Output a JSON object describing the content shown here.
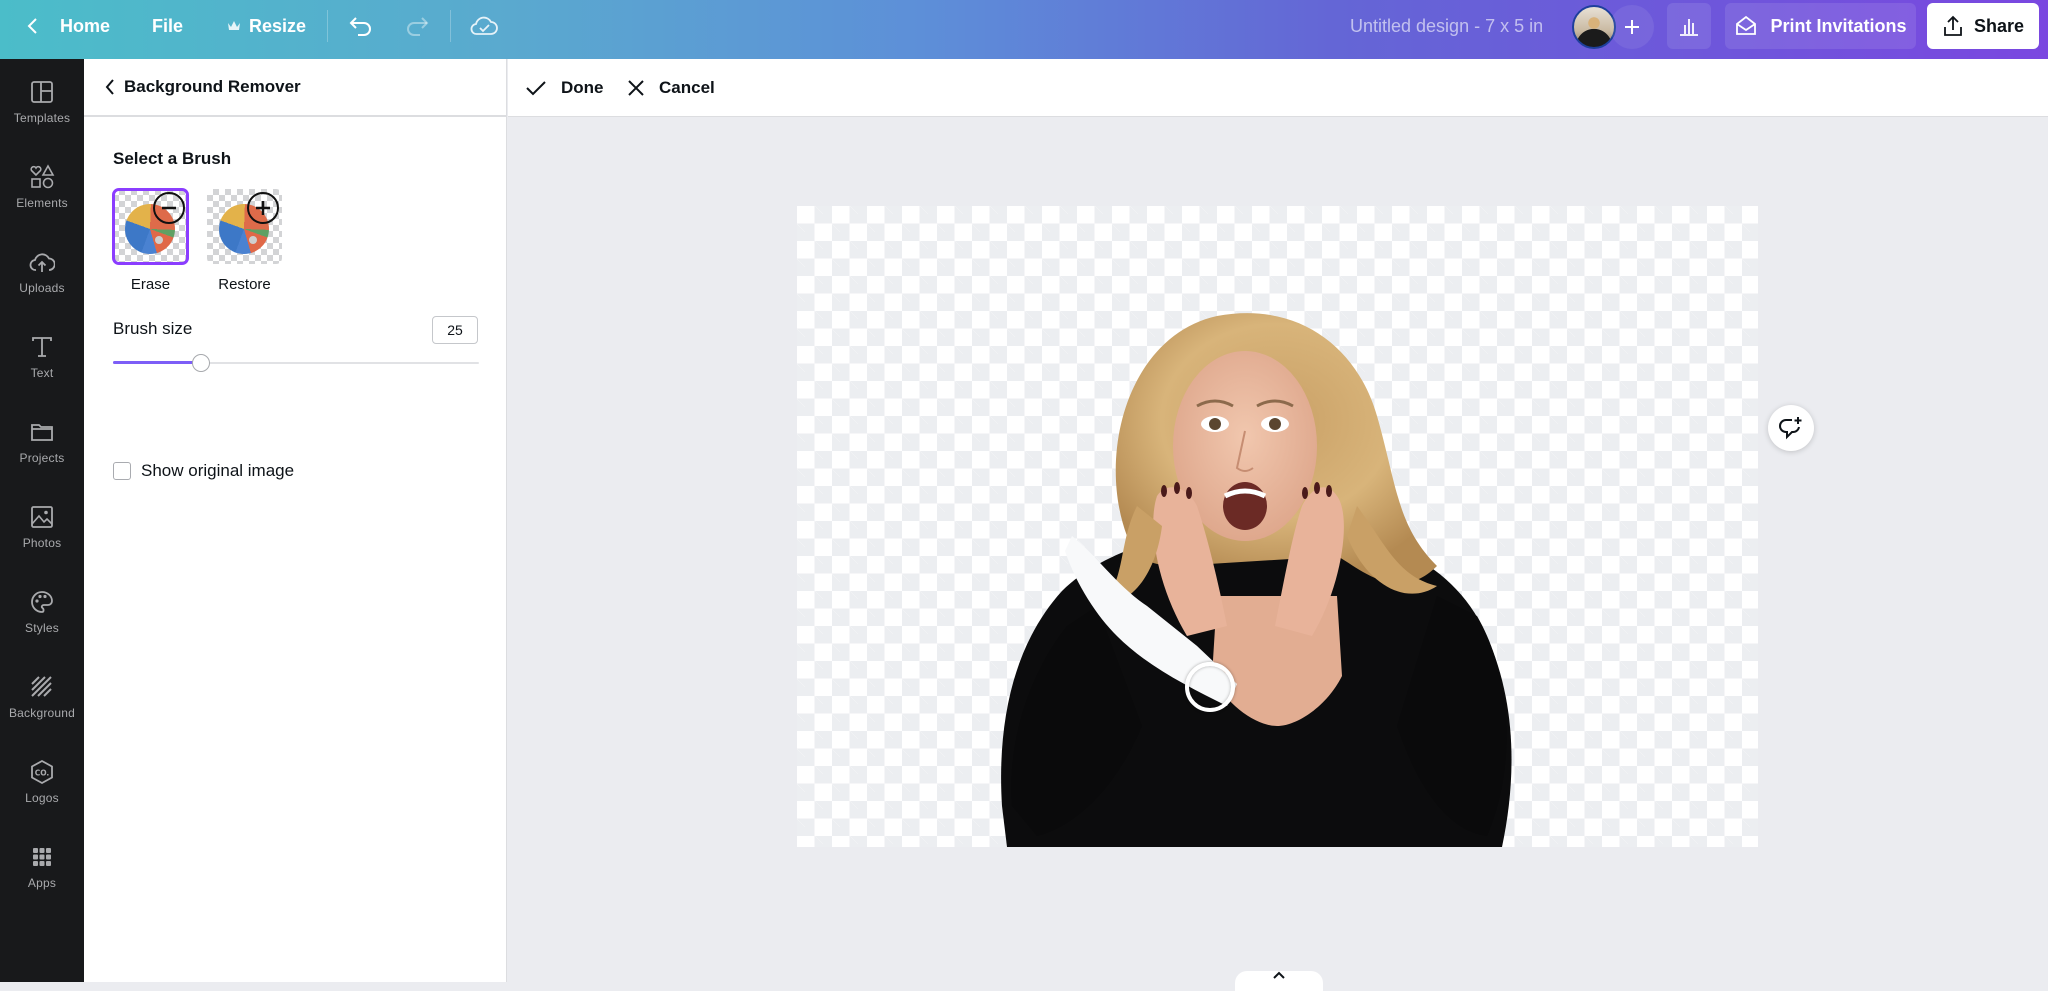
{
  "topbar": {
    "home_label": "Home",
    "file_label": "File",
    "resize_label": "Resize",
    "design_title": "Untitled design - 7 x 5 in",
    "print_label": "Print Invitations",
    "share_label": "Share"
  },
  "sidebar": {
    "items": [
      {
        "label": "Templates",
        "icon": "templates-icon"
      },
      {
        "label": "Elements",
        "icon": "elements-icon"
      },
      {
        "label": "Uploads",
        "icon": "uploads-icon"
      },
      {
        "label": "Text",
        "icon": "text-icon"
      },
      {
        "label": "Projects",
        "icon": "projects-icon"
      },
      {
        "label": "Photos",
        "icon": "photos-icon"
      },
      {
        "label": "Styles",
        "icon": "styles-icon"
      },
      {
        "label": "Background",
        "icon": "background-icon"
      },
      {
        "label": "Logos",
        "icon": "logos-icon"
      },
      {
        "label": "Apps",
        "icon": "apps-icon"
      }
    ]
  },
  "panel": {
    "title": "Background Remover",
    "section_title": "Select a Brush",
    "brushes": [
      {
        "label": "Erase",
        "selected": true
      },
      {
        "label": "Restore",
        "selected": false
      }
    ],
    "brush_size_label": "Brush size",
    "brush_size_value": "25",
    "brush_size_fraction": 0.24,
    "show_original_label": "Show original image",
    "show_original_checked": false
  },
  "editbar": {
    "done_label": "Done",
    "cancel_label": "Cancel"
  },
  "colors": {
    "accent": "#8b3dff",
    "slider_fill": "#7d5ef7",
    "sidebar_bg": "#18191b",
    "workspace_bg": "#ebecf0"
  }
}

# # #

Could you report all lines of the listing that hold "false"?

- _Output of the exercise_:
        "selected": false
    "show_original_checked": false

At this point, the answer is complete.